Picture power: Secret agents
From the drama of the cinematic image, through to the gloss of the advertisement, every photograph has a layer of visual baggage hanging over it. Even when working with straight pictures of news events, the line between fact and fiction can blur.
This picture by Kevin Lamarque, of Reuters, leapt out at me from among the thousands that arrive on the news wires each day, as it conjured up memories of secret agents in the movies or those 1970s spy thrillers on TV. Of course the matching poses, suits and shoes are visually intriguing and what really make this stand out as a picture.
So what's the story behind the image?

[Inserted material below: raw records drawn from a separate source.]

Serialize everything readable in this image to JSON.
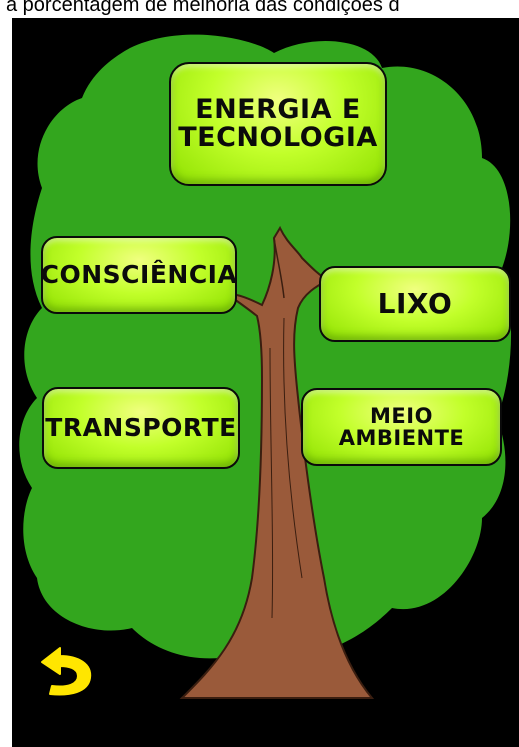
{
  "header": {
    "scrolling_text": "a porcentagem de melhoria das condições d"
  },
  "menu": {
    "energia": "ENERGIA E\nTECNOLOGIA",
    "consciencia": "CONSCIÊNCIA",
    "lixo": "LIXO",
    "transporte": "TRANSPORTE",
    "meio_ambiente": "MEIO\nAMBIENTE"
  },
  "icons": {
    "back": "back-arrow-icon",
    "tree": "tree-illustration"
  },
  "colors": {
    "background": "#000000",
    "foliage": "#33a61e",
    "trunk": "#9a5a3a",
    "button": "#c2ff2a",
    "back_arrow": "#ffe600"
  }
}
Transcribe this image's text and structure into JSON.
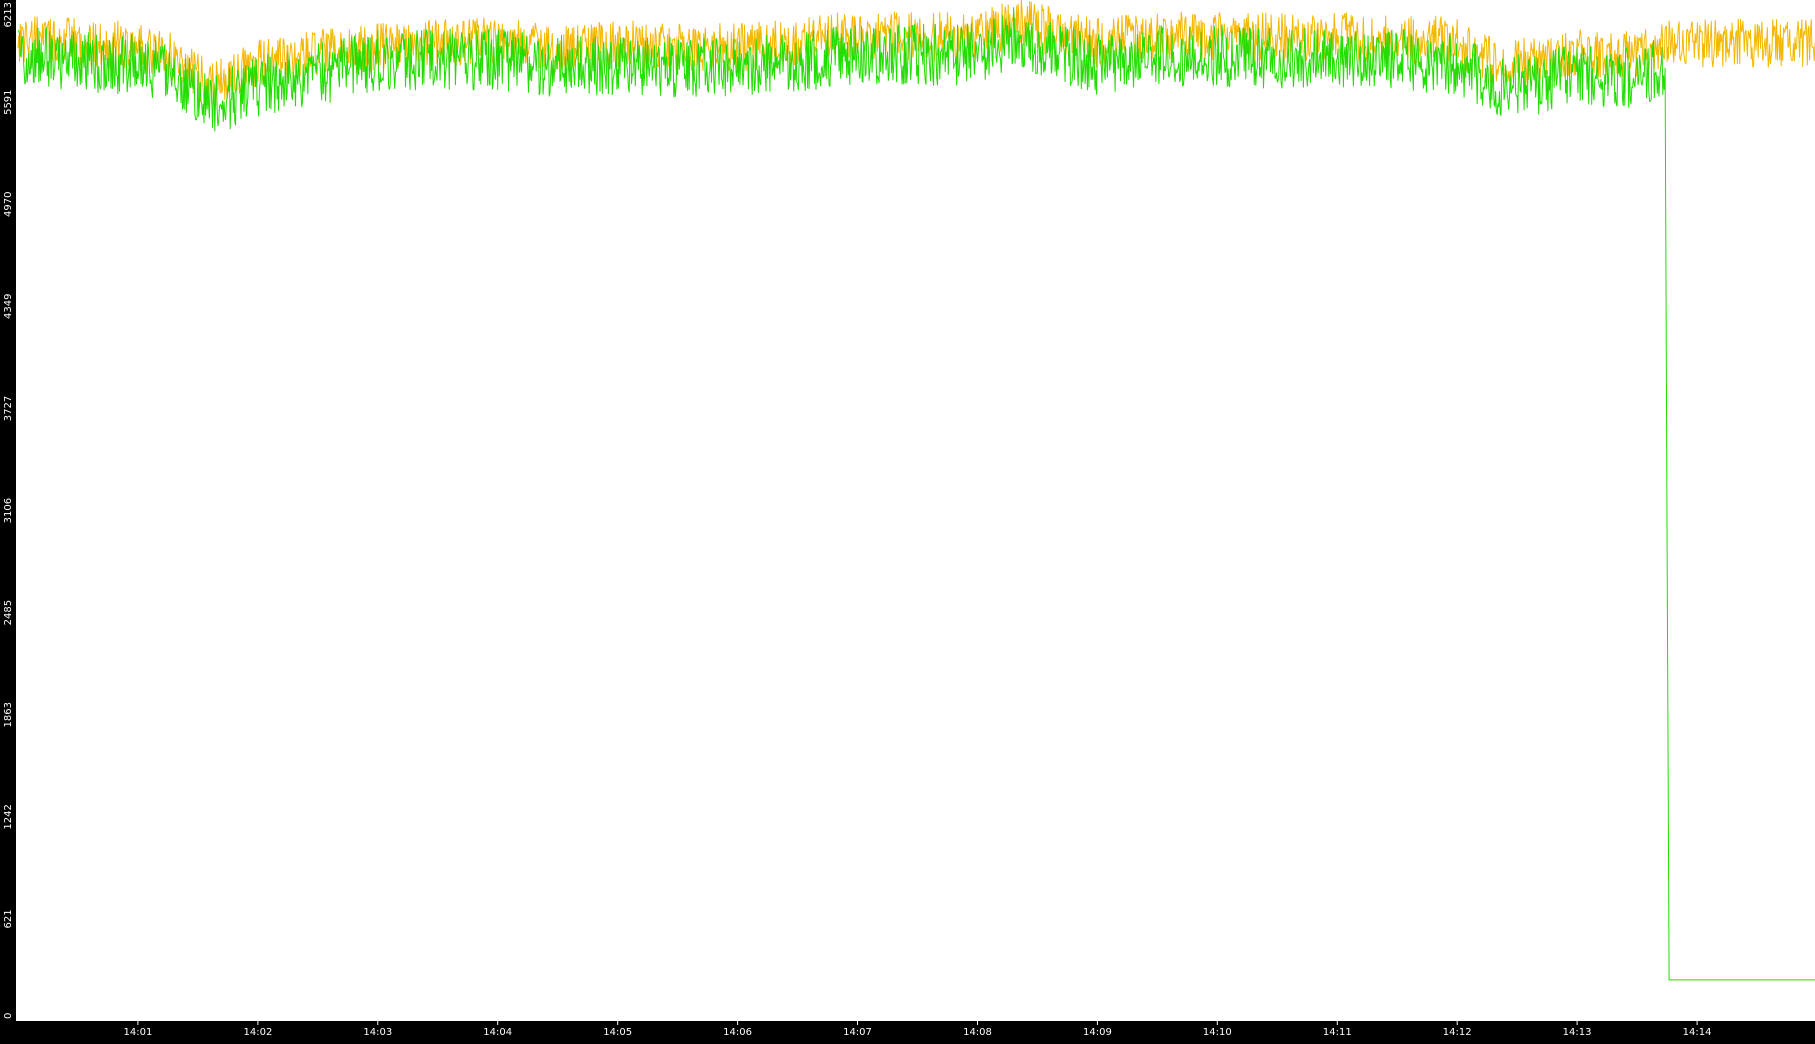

Lamarque and the other photographers in the White House press pool were positioned outside a campaign office in Chicago where US President Barack Obama was meeting volunteers working for Governor of Illinois Pat Quinn during elections.
"The Secret Service story has recently been all over the front pages, so I was a bit more observant of their activities," says Lamarque. "Two agents were posted outside this generic campaign office, and the simplicity of the setting and placement of the agents caught my eye. I took about 10 frames, and then one agent looked up.
"Being a White House news photographer, a lot of what we do is orchestrated in advance and 'different' images can be few and far between. Taking these photos is one of the greatest challenges in this kind of work.
"At the end of the day, the job of a Secret Service presidential protective detail agent and a White House press travel pool photographer are not all that different.
"We go everywhere the president goes, we are ready to react to anything that might happen to the president, and we think on our feet.
"We spend lots of hours waiting, we spend a lot of time on the road, we work strange hours and we are very close with our colleagues.
"Of course there some major differences.
"While we watch the president, the agents scan the crowd.
"We carry cameras and they carry guns.
"Oh, they also tend to look a whole lot sharper than we do... those suits, haircuts and sunglasses do not come cheap."